Boston Scientific (NYSE:BSX) said yesterday that it’s launching a large clinical trial to compare the latest iteration of its Watchman heart implant with anticoagulant drugs in reducing the risk of stroke in atrial fibrillation patients.
The 1,600-patient Option randomized trial is designed to compare first-line oral anticoagulants with left atrial appendage occlusion using Watchman FLX in subjects treated via ablation for non-valvular atrial fibrillation. The primary safety endpoint is non-procedural bleeding, with a primary efficacy endpoint of all-cause death, stroke and systemic embolism, all through 36 months.
“Cardiac ablation is an effective way to treat an abnormal heart rhythm for many patients, though symptomatic relief can lead these patients to stop taking their blood thinners and unknowingly put themselves at an elevated risk for a stroke,” said Dr. Oussama Wazni, co-director of the Ventricular Arrhythmia Center, Center for Atrial Fibrillation and the Atrial Fibrillation Stroke Prevention Center at Cleveland Clinic and the principal investigator for the OPTION trial. “This first-of-its-kind trial will explore whether the one-time Watchman FLX device could replace commonly used anticoagulants for long-term stroke risk reduction in this growing patient population.”

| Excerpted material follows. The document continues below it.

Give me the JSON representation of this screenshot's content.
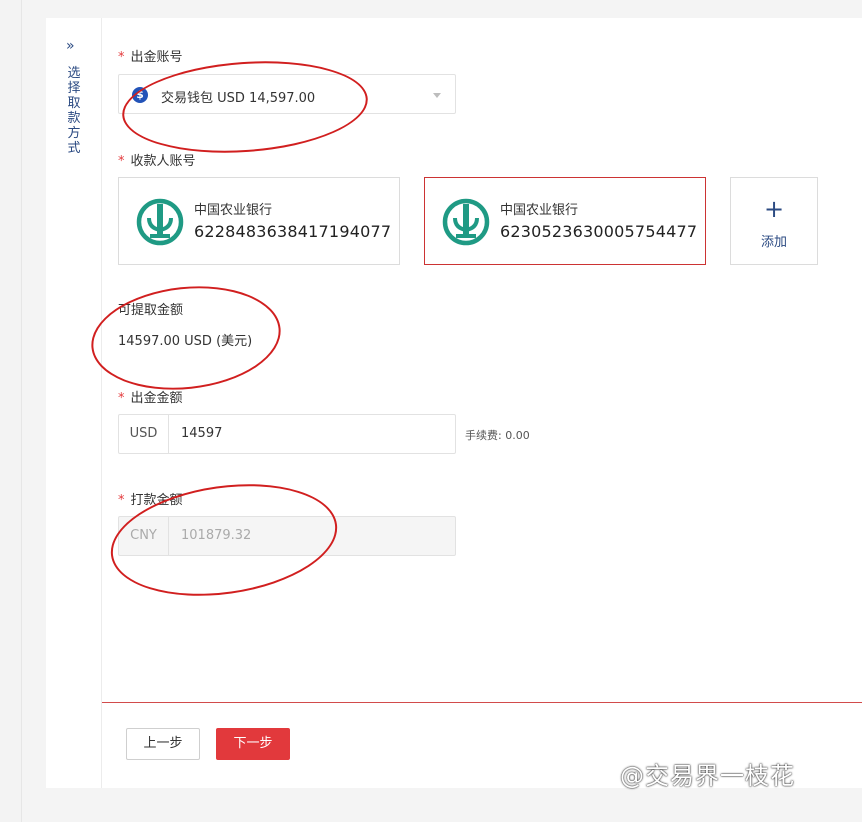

“Beyond advancing the robust clinical literature supporting the Watchman therapy, findings from the OPTION trial have the potential to expand the number of patients with atrial fibrillation who can receive an alternative to life-long anticoagulants and thus avoid their potential side effects,” said Dr. Ian Meredith, AM, executive vice president and global chief medical officer, Boston Scientific. “The unique study design encompasses patients who will receive a Watchman FLX device either after or concurrent to an ablation procedure.”
Boston won a second CE Mark approval in the European Union for Watchman FLX in March, three years after taking it off the market there after receiving reports of device embolization. The initial CE Mark came in November 2015.